Now imagine that you and I make a deal. I will sell you my disgusting mini-fridge for the princely sum of a hundred thousand dollars. You, in turn, will sell me your ancient lawn mower for a hundred thousand dollars. I write a six-figure check out to you, and you write a six-figure check out to me.
Nothing’s really happened, right? All we’ve done is swap two crap assets, neither one worth fifteen bucks in the real world, and furthermore swapped an identical large chunk of change ($100,000) between our respective bank accounts.
But hold on! Did I mention that we both employ highly creative accountants?

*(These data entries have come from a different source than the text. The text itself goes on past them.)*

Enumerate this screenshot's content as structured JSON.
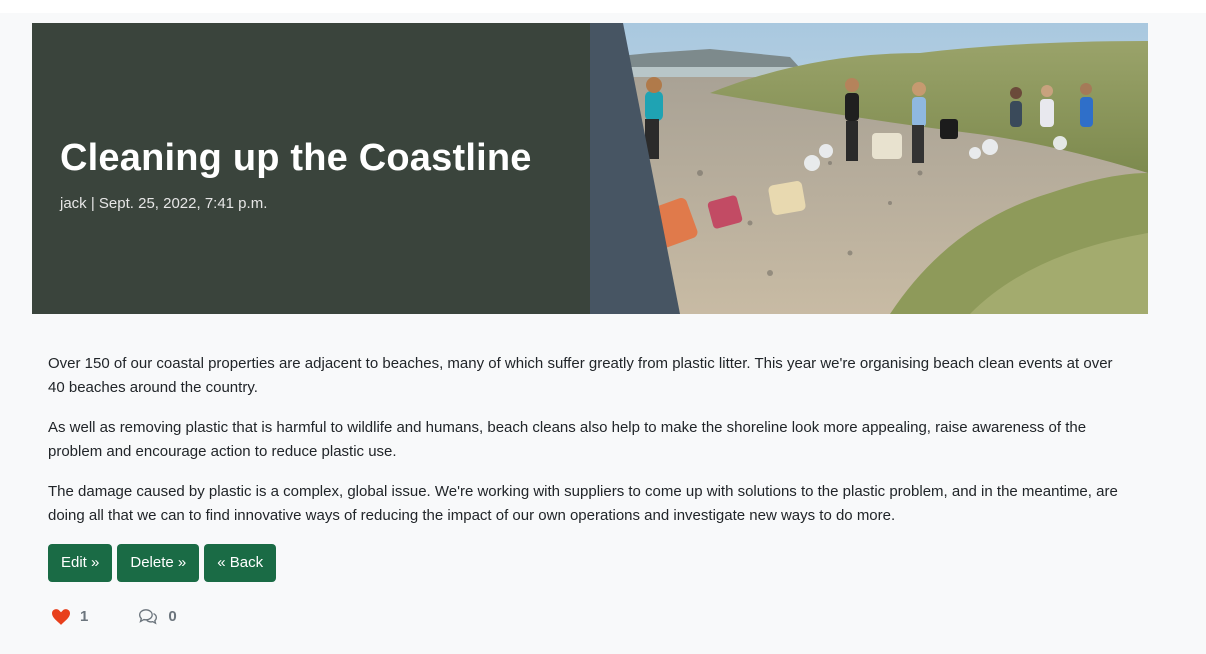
{
  "post": {
    "title": "Cleaning up the Coastline",
    "author": "jack",
    "date": "Sept. 25, 2022, 7:41 p.m.",
    "meta": "jack | Sept. 25, 2022, 7:41 p.m.",
    "image_description": "volunteers collecting plastic litter on a beach with dunes",
    "paragraphs": [
      "Over 150 of our coastal properties are adjacent to beaches, many of which suffer greatly from plastic litter. This year we're organising beach clean events at over 40 beaches around the country.",
      "As well as removing plastic that is harmful to wildlife and humans, beach cleans also help to make the shoreline look more appealing, raise awareness of the problem and encourage action to reduce plastic use.",
      "The damage caused by plastic is a complex, global issue. We're working with suppliers to come up with solutions to the plastic problem, and in the meantime, are doing all that we can to find innovative ways of reducing the impact of our own operations and investigate new ways to do more."
    ]
  },
  "actions": {
    "edit_label": "Edit »",
    "delete_label": "Delete »",
    "back_label": "« Back"
  },
  "stats": {
    "likes": "1",
    "comments": "0",
    "like_icon": "heart-icon",
    "comment_icon": "comments-icon"
  },
  "colors": {
    "hero_bg": "#3a443c",
    "button_bg": "#1a6b45",
    "heart": "#e8401c"
  }
}
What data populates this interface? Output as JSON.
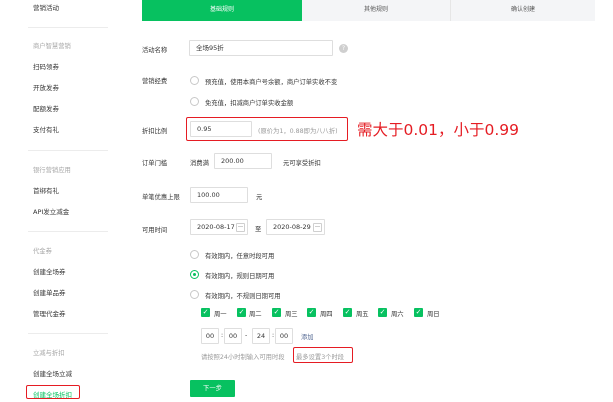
{
  "sidebar": {
    "top_item": "营销活动",
    "group1": {
      "title": "商户智慧营销",
      "items": [
        "扫码领券",
        "开放发券",
        "配额发券",
        "支付有礼"
      ]
    },
    "group2": {
      "title": "银行营销应用",
      "items": [
        "首绑有礼",
        "API发立减金"
      ]
    },
    "group3": {
      "title": "代金券",
      "items": [
        "创建全场券",
        "创建单品券",
        "管理代金券"
      ]
    },
    "group4": {
      "title": "立减与折扣",
      "items": [
        "创建全场立减",
        "创建全场折扣"
      ]
    }
  },
  "steps": [
    "基础规则",
    "其他规则",
    "确认创建"
  ],
  "form": {
    "activity_name": {
      "label": "活动名称",
      "value": "全场95折"
    },
    "funding": {
      "label": "营销经费",
      "options": [
        "预充值，使用本商户号余额，商户订单实收不变",
        "免充值，扣减商户订单实收金额"
      ]
    },
    "discount_ratio": {
      "label": "折扣比例",
      "value": "0.95",
      "hint": "(原价为1，0.88即为八八折)"
    },
    "annotation": "需大于0.01，小于0.99",
    "order_threshold": {
      "label": "订单门槛",
      "prefix": "消费满",
      "value": "200.00",
      "suffix": "元可享受折扣"
    },
    "max_discount": {
      "label": "单笔优惠上限",
      "value": "100.00",
      "unit": "元"
    },
    "available_time": {
      "label": "可用时间",
      "start": "2020-08-17",
      "to": "至",
      "end": "2020-08-29",
      "options": [
        "有效期内，任意时段可用",
        "有效期内，规则日期可用",
        "有效期内，不规则日期可用"
      ],
      "weekdays": [
        "周一",
        "周二",
        "周三",
        "周四",
        "周五",
        "周六",
        "周日"
      ],
      "time_start_h": "00",
      "time_start_m": "00",
      "time_dash": "-",
      "time_end_h": "24",
      "time_end_m": "00",
      "add_link": "添加",
      "tip": "请按照24小时制输入可用时段",
      "tip_limit": "最多设置3个时段"
    }
  },
  "next_button": "下一步",
  "colors": {
    "accent": "#07c160",
    "annotation_red": "#e51c23"
  },
  "icons": {
    "help": "help-circle-icon",
    "calendar": "calendar-icon",
    "check": "checkmark-icon"
  }
}
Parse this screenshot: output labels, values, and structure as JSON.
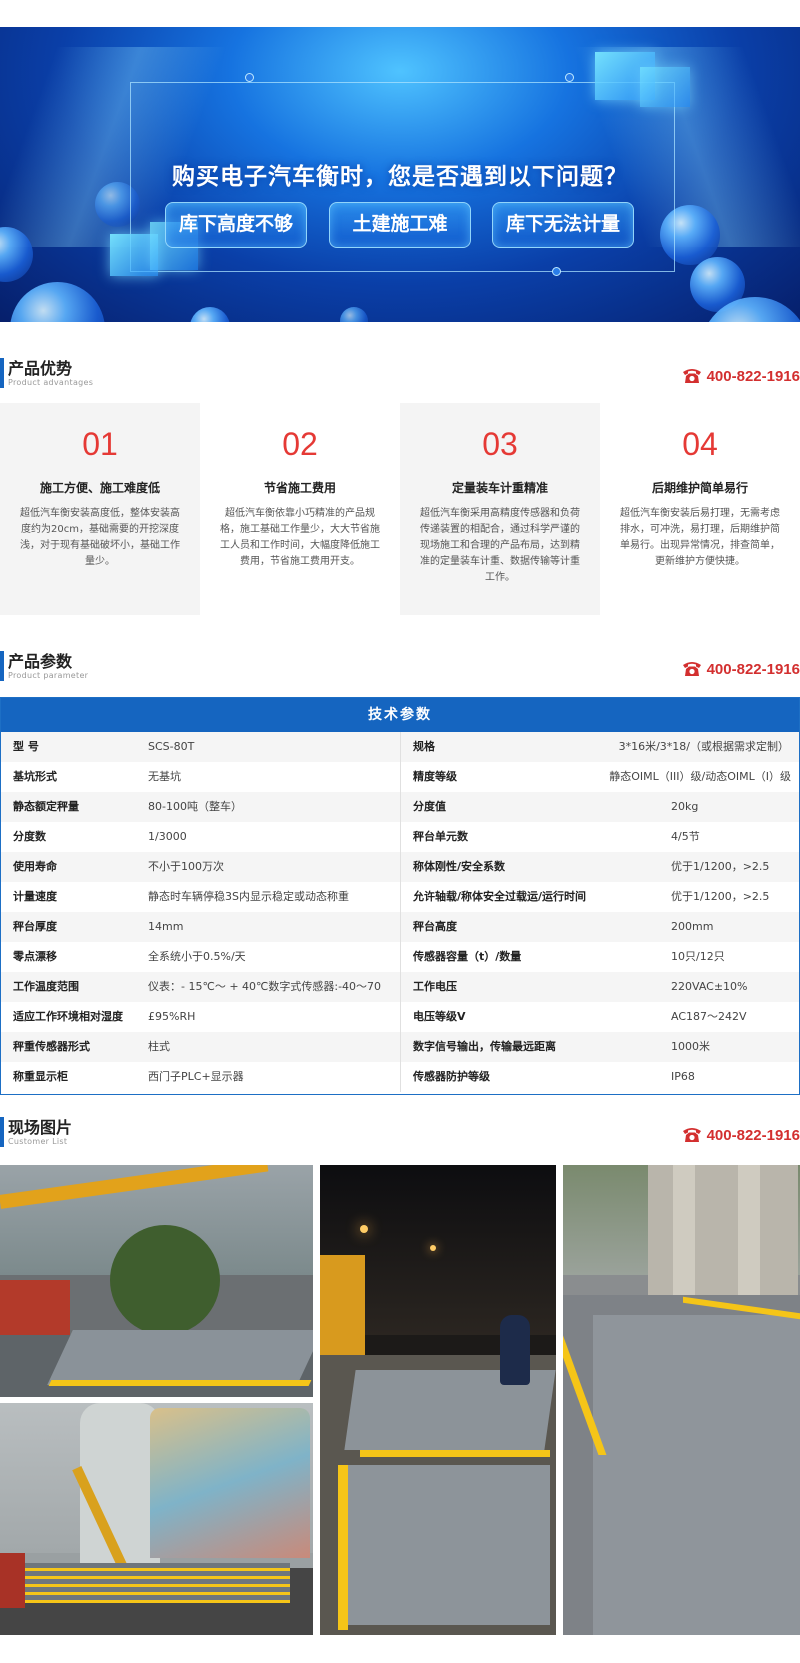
{
  "banner": {
    "headline": "购买电子汽车衡时，您是否遇到以下问题？",
    "tags": [
      "库下高度不够",
      "土建施工难",
      "库下无法计量"
    ]
  },
  "contact": {
    "phone": "400-822-1916",
    "phone_icon": "telephone-icon",
    "phone_color": "#d32f2f"
  },
  "advantages": {
    "title": "产品优势",
    "subtitle": "Product advantages",
    "items": [
      {
        "num": "01",
        "title": "施工方便、施工难度低",
        "desc": "超低汽车衡安装高度低，整体安装高度约为20cm，基础需要的开挖深度浅，对于现有基础破坏小，基础工作量少。"
      },
      {
        "num": "02",
        "title": "节省施工费用",
        "desc": "超低汽车衡依靠小巧精准的产品规格，施工基础工作量少，大大节省施工人员和工作时间，大幅度降低施工费用，节省施工费用开支。"
      },
      {
        "num": "03",
        "title": "定量装车计重精准",
        "desc": "超低汽车衡采用高精度传感器和负荷传递装置的相配合，通过科学严谨的现场施工和合理的产品布局，达到精准的定量装车计重、数据传输等计重工作。"
      },
      {
        "num": "04",
        "title": "后期维护简单易行",
        "desc": "超低汽车衡安装后易打理，无需考虑排水，可冲洗，易打理，后期维护简单易行。出现异常情况，排查简单，更新维护方便快捷。"
      }
    ]
  },
  "params": {
    "title": "产品参数",
    "subtitle": "Product parameter",
    "table_title": "技术参数",
    "rows": [
      {
        "k1": "型 号",
        "v1": "SCS-80T",
        "k2": "规格",
        "v2": "3*16米/3*18/（或根据需求定制）"
      },
      {
        "k1": "基坑形式",
        "v1": "无基坑",
        "k2": "精度等级",
        "v2": "静态OIML（III）级/动态OIML（I）级"
      },
      {
        "k1": "静态额定秤量",
        "v1": "80-100吨（整车）",
        "k2": "分度值",
        "v2": "20kg"
      },
      {
        "k1": "分度数",
        "v1": "1/3000",
        "k2": "秤台单元数",
        "v2": "4/5节"
      },
      {
        "k1": "使用寿命",
        "v1": "不小于100万次",
        "k2": "称体刚性/安全系数",
        "v2": "优于1/1200，>2.5"
      },
      {
        "k1": "计量速度",
        "v1": "静态时车辆停稳3S内显示稳定或动态称重",
        "k2": "允许轴载/称体安全过载运/运行时间",
        "v2": "优于1/1200，>2.5"
      },
      {
        "k1": "秤台厚度",
        "v1": "14mm",
        "k2": "秤台高度",
        "v2": "200mm"
      },
      {
        "k1": "零点漂移",
        "v1": "全系统小于0.5%/天",
        "k2": "传感器容量（t）/数量",
        "v2": "10只/12只"
      },
      {
        "k1": "工作温度范围",
        "v1": "仪表：- 15℃～ + 40℃数字式传感器:-40～70",
        "k2": "工作电压",
        "v2": "220VAC±10%"
      },
      {
        "k1": "适应工作环境相对湿度",
        "v1": "£95%RH",
        "k2": "电压等级V",
        "v2": "AC187～242V"
      },
      {
        "k1": "秤重传感器形式",
        "v1": "柱式",
        "k2": "数字信号输出，传输最远距离",
        "v2": "1000米"
      },
      {
        "k1": "称重显示柜",
        "v1": "西门子PLC+显示器",
        "k2": "传感器防护等级",
        "v2": "IP68"
      }
    ]
  },
  "cases": {
    "title": "现场图片",
    "subtitle": "Customer List"
  },
  "colors": {
    "accent_blue": "#1565c0",
    "number_red": "#e53935",
    "rail_yellow": "#f5c518"
  }
}
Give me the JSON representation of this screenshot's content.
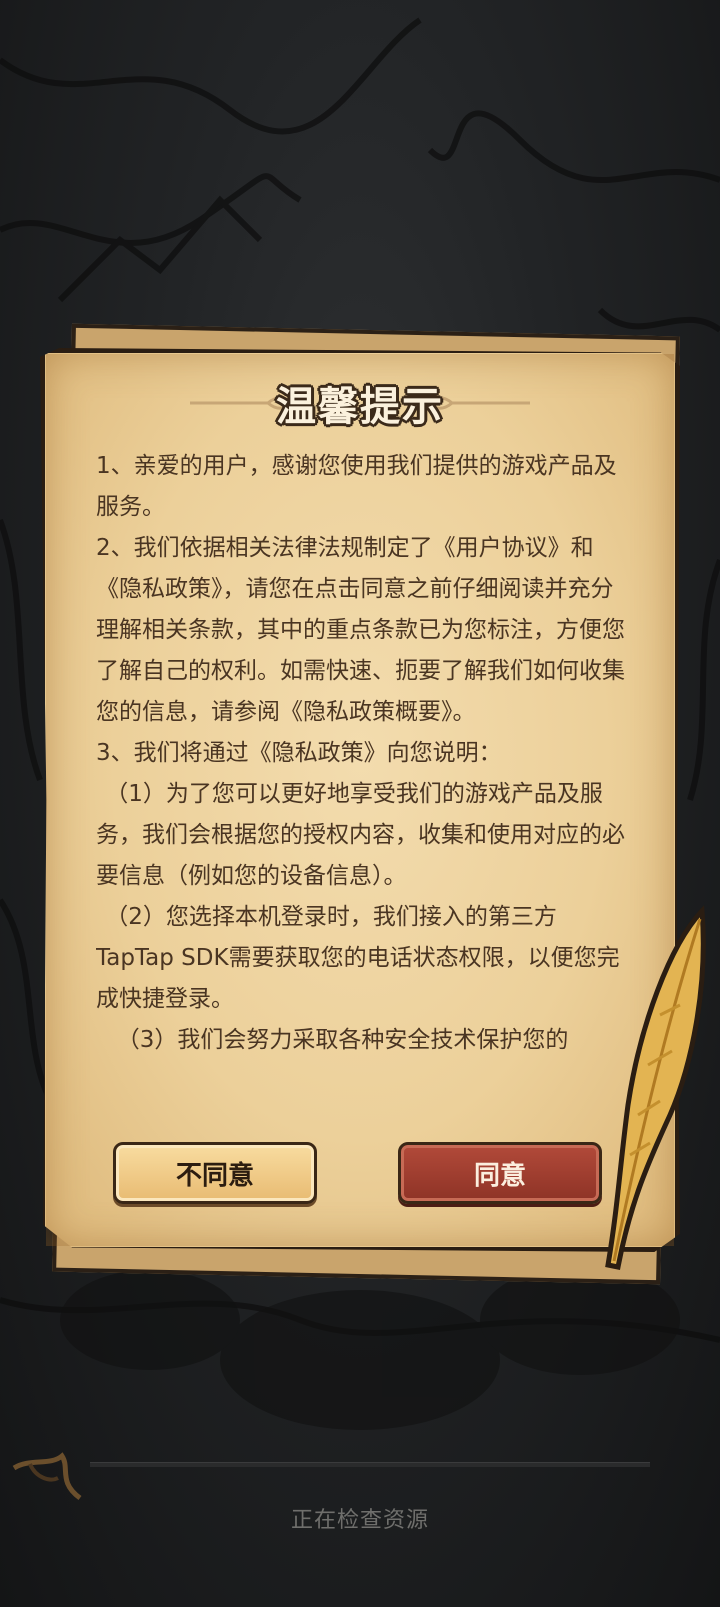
{
  "dialog": {
    "title": "温馨提示",
    "paragraphs": [
      "1、亲爱的用户，感谢您使用我们提供的游戏产品及服务。",
      "2、我们依据相关法律法规制定了《用户协议》和《隐私政策》，请您在点击同意之前仔细阅读并充分理解相关条款，其中的重点条款已为您标注，方便您了解自己的权利。如需快速、扼要了解我们如何收集您的信息，请参阅《隐私政策概要》。",
      "3、我们将通过《隐私政策》向您说明：",
      "（1）为了您可以更好地享受我们的游戏产品及服务，我们会根据您的授权内容，收集和使用对应的必要信息（例如您的设备信息）。",
      "（2）您选择本机登录时，我们接入的第三方TapTap SDK需要获取您的电话状态权限，以便您完成快捷登录。",
      "（3）我们会努力采取各种安全技术保护您的"
    ],
    "disagree_label": "不同意",
    "agree_label": "同意"
  },
  "loading": {
    "status_text": "正在检查资源"
  },
  "colors": {
    "parchment": "#ecd09a",
    "text_brown": "#4a3522",
    "agree_red": "#9e3a2d",
    "disagree_tan": "#f0cc8a",
    "background": "#1a1b1c"
  },
  "icons": {
    "feather": "quill-feather-icon",
    "title_ornament": "scroll-ornament-icon"
  }
}
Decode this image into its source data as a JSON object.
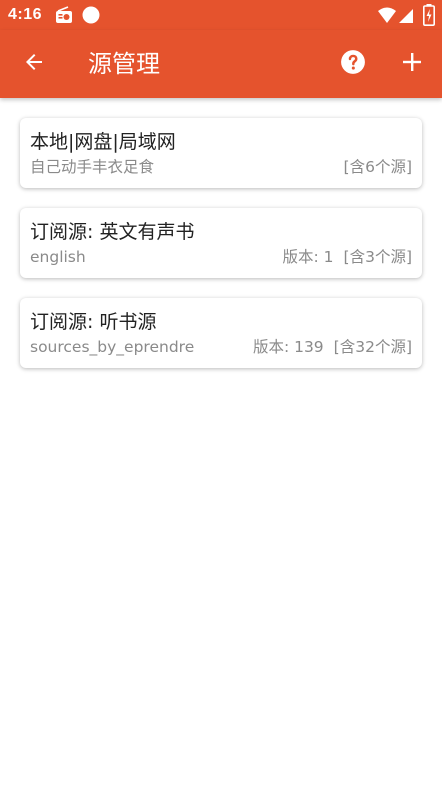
{
  "status_bar": {
    "time": "4:16",
    "icons": [
      "radio-icon",
      "circle-icon",
      "wifi-icon",
      "signal-icon",
      "battery-charging-icon"
    ]
  },
  "app_bar": {
    "title": "源管理",
    "back_icon": "arrow-back-icon",
    "help_icon": "help-circle-icon",
    "add_icon": "plus-icon"
  },
  "colors": {
    "primary": "#e5532d",
    "on_primary": "#ffffff",
    "title_text": "#222222",
    "secondary_text": "#8a8a8a"
  },
  "sources": [
    {
      "title": "本地|网盘|局域网",
      "subtitle": "自己动手丰衣足食",
      "version": "",
      "count": "[含6个源]"
    },
    {
      "title": "订阅源: 英文有声书",
      "subtitle": "english",
      "version": "版本: 1",
      "count": "[含3个源]"
    },
    {
      "title": "订阅源: 听书源",
      "subtitle": "sources_by_eprendre",
      "version": "版本: 139",
      "count": "[含32个源]"
    }
  ]
}
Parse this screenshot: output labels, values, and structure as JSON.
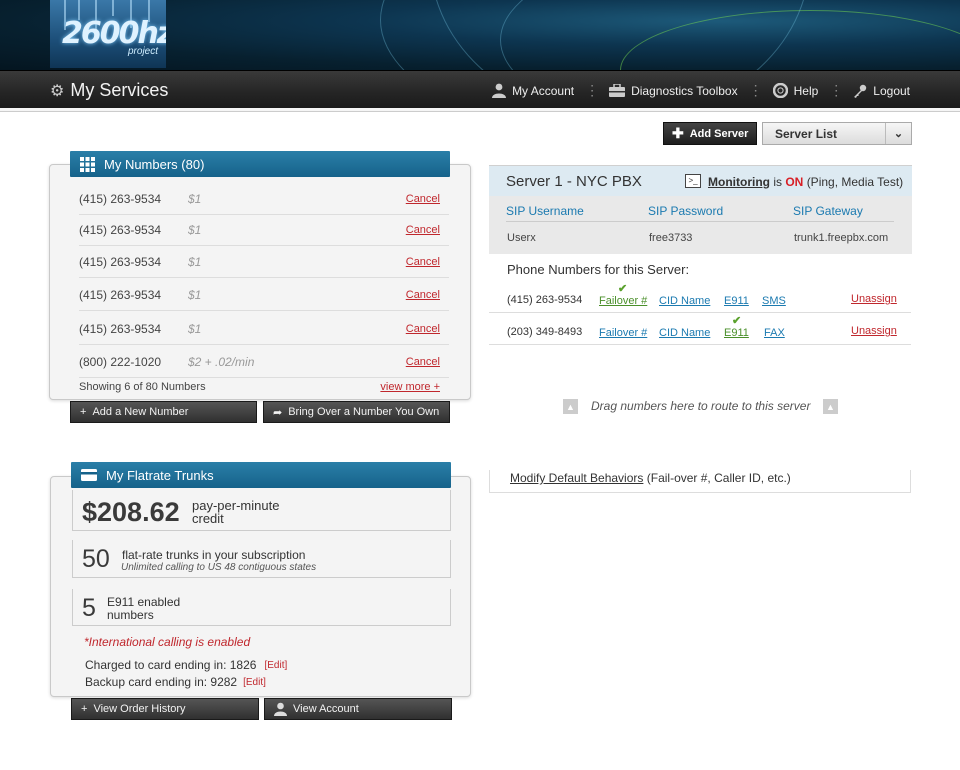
{
  "header": {
    "logo_text": "2600hz",
    "logo_sub": "project",
    "page_title": "My Services",
    "nav": {
      "my_account": "My Account",
      "diagnostics": "Diagnostics Toolbox",
      "help": "Help",
      "logout": "Logout"
    }
  },
  "numbers_panel": {
    "title": "My Numbers (80)",
    "rows": [
      {
        "phone": "(415) 263-9534",
        "price": "$1",
        "action": "Cancel"
      },
      {
        "phone": "(415) 263-9534",
        "price": "$1",
        "action": "Cancel"
      },
      {
        "phone": "(415) 263-9534",
        "price": "$1",
        "action": "Cancel"
      },
      {
        "phone": "(415) 263-9534",
        "price": "$1",
        "action": "Cancel"
      },
      {
        "phone": "(415) 263-9534",
        "price": "$1",
        "action": "Cancel"
      },
      {
        "phone": "(800) 222-1020",
        "price": "$2 + .02/min",
        "action": "Cancel"
      }
    ],
    "showing": "Showing 6 of 80 Numbers",
    "view_more": "view more +",
    "add_button": "Add a New Number",
    "bring_button": "Bring Over a Number You Own"
  },
  "trunks_panel": {
    "title": "My Flatrate Trunks",
    "credit_value": "$208.62",
    "credit_line1": "pay-per-minute",
    "credit_line2": "credit",
    "trunks_value": "50",
    "trunks_label": "flat-rate trunks in your subscription",
    "trunks_sub": "Unlimited calling to US 48 contiguous states",
    "e911_value": "5",
    "e911_line1": "E911 enabled",
    "e911_line2": "numbers",
    "intl_notice": "*International calling is enabled",
    "charged_label": "Charged to card ending in: 1826",
    "backup_label": "Backup card ending in: 9282",
    "edit_label": "[Edit]",
    "order_history_button": "View Order History",
    "view_account_button": "View Account"
  },
  "server_controls": {
    "add_server": "Add Server",
    "server_list": "Server List"
  },
  "server": {
    "name": "Server 1 - NYC PBX",
    "monitoring_label": "Monitoring",
    "monitoring_is": "is",
    "monitoring_state": "ON",
    "monitoring_detail": "(Ping, Media Test)",
    "sip_username_label": "SIP Username",
    "sip_password_label": "SIP Password",
    "sip_gateway_label": "SIP Gateway",
    "sip_username": "Userx",
    "sip_password": "free3733",
    "sip_gateway": "trunk1.freepbx.com",
    "phone_numbers_title": "Phone Numbers for this Server:",
    "numbers": [
      {
        "phone": "(415) 263-9534",
        "failover": "Failover #",
        "cid": "CID Name",
        "e911": "E911",
        "extra": "SMS",
        "unassign": "Unassign"
      },
      {
        "phone": "(203) 349-8493",
        "failover": "Failover #",
        "cid": "CID Name",
        "e911": "E911",
        "extra": "FAX",
        "unassign": "Unassign"
      }
    ],
    "drag_hint": "Drag numbers here to route to this server",
    "modify_link": "Modify Default Behaviors",
    "modify_detail": "(Fail-over #, Caller ID, etc.)"
  },
  "colors": {
    "accent_blue": "#16628a",
    "link_blue": "#1b7ab0",
    "cancel_red": "#c0272d",
    "check_green": "#5aa12d"
  }
}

Here’s the good news about our little swap. Thanks to our exchange, I can record a massive profit on my books... to the tune of $99,900, or whatever sum is left over above and beyond the book-entry carrying cost for my fridge. And you can do the same with your lawn mower.
In the real world, the only thing that happened is junk got swapped with junk. In fantasy-land accounting world, however, you and I both just conjured up fantastic profits out of thin air.
And it gets even better... did I mention that the government has generously granted me a non-recourse loan in order to provide the funds with which to buy your $100,000 lawn mower?
I didn’t actually have to move $100K out of my bank account and into yours, because $93,000 of it was covered by government loan. The same privilege was extended to you, of course.
And of course the proceeds of my loan were sent to you as cash... and the proceeds of YOUR loan were sent to ME as cash... which means the wonderful taxpayer ponied up TWICE – to the tune of $186,000 – to fund our little phantom transaction with real dollars.
See how great this is? We swap crap assets worth zilch, pretending they are actually worth $100,000... we record a massive profit on our books... and we collect real profit in the form of a $93,000 handout to both of us (the non-recourse loan).
Of course, someone will eventually scratch their head (just like Kenny boy’s farmer) and say, “Hey. We don’t have anything worth $100,000 here. We’ve got a disgusting mini-fridge and a rusty lawn mower.”
But by the time that happens, you and I will be in clover... and by definition we never had to pay back the loans anyway! Ain’t giant handouts grand?
To understand what the banks plan to do under the guise of the PPIP “rescue plan” by way of swapping toxic assets with each other, simply replace “mini-fridge” and “lawn mower” in the above example with “toxic asset A” and “toxic asset B.”
Then up the scale from $100,000 to hundreds of billions – all the way up to a cool trillion maybe – and there you go.
This is the fabulous Enron-style solution Turbo Timmy at the Treasury and Sheila Bair at the FDIC have laid out for us: “Death Star” and “Chewco” on steroids. They want to Enronize the whole damn financial system in an effort to save their connected masters (and grateful future employers) on Wall Street.